The text here, is by Frank, unless I pipe in (with blue type)...
The process of creating comics is highly subjective. Some artists just put pen
or pencil to paper and move forward, without a clear idea where they're going.
Others out-do Alfred Hitchcock in the pre-planning stages, and create multiple
images of each panel before they commit the final image to paper.
writer to the mix, and their style of input also affects the creative outcome.
Every cartoonist or creative team has their own method. And a method
of some kind is a must--especially when creating a long-form work. Our agent,
Bob Mecoy, has called our graphic novel a "movie on paper," and some of the
methodology of film-making did influence our approach.
Here is the origin
of one page from our book, from rough script to thumbnails to pencil and ink to
The only piece of
dialogue that stayed to the end is A.P.'s blessing for the meal, in the last
panel of the page. That was a documented piece of real-life speech.
(Note: The 'thumbnail' images are only about 3 inches tall. Just enough to get a sense of what will fit on the page, without getting bogged down in details.)
(We wanted to highlight the fact that the Ralph Peer's Cadillac is large -- too large for the garage A.P. has built in anticipation of the visit. We've also added a panel to the presentation of the Orthophonic Credenza, an important gift from Peer to the Carters.)
a pencil rough drawn at print size) David tightens up the
staging of the panels, the body language of each character, and gives a strong

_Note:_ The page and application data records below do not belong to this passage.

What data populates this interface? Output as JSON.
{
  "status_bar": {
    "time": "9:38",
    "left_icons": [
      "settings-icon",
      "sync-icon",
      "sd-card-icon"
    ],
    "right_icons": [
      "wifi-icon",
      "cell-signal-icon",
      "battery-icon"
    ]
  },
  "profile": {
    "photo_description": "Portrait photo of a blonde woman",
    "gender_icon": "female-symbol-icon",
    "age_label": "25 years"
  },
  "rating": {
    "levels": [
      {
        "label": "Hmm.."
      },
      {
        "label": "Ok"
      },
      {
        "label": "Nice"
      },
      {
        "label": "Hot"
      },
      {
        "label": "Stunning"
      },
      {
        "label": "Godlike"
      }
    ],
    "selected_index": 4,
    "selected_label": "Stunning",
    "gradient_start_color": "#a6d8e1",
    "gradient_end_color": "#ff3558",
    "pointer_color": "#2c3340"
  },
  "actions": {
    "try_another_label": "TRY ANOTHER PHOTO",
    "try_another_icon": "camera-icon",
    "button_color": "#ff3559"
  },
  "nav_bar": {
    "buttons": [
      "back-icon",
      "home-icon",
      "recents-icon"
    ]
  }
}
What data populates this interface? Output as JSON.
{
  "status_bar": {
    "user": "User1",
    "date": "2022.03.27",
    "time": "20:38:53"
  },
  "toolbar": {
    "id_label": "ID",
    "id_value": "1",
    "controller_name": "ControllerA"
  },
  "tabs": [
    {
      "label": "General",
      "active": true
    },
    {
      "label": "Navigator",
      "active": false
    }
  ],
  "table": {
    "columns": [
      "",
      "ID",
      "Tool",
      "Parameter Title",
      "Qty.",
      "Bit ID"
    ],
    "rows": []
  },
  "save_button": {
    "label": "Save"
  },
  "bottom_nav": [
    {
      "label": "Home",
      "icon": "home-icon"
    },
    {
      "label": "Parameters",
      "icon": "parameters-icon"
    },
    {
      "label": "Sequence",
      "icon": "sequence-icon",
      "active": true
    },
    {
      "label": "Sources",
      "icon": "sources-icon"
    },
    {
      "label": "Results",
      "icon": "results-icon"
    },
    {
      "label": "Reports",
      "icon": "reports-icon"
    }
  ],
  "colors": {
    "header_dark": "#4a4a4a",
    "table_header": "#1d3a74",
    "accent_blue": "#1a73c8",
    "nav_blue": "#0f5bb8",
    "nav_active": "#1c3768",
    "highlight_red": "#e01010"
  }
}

sense of the settings. Frank then enters the first draft of the dialogue.
(We showed the rough draft of our book to an artist who is very experienced with this kind of material, and he advised me to draw Ralph Peer's Cadillac Limo much larger. On this page I digitally enlarged the Cadillac in every panel, and made Peer higher in the driver's seat, in panel 3. We also decided to add more family members to the table in the last panel.)
(I should note that we had to find reference photos for the Cadillac Limo and the Orthophonic Credenza. Extra time, but worth it for historical accuracy.)
Now it's ready for Frank to color. After that, the final dialogue is written. There are some small changes from the first draft of the dialogue and narration--mostly in reducing the amount of text.
(I hope what comes across is that a great amount of care went into making every page of this book. Frank and I gave this our all.)
If anyone would like to see larger versions of the images above, they are all available on flickr.com: http://www.flickr.com/photos/dlasky/tags/dftspageevolution/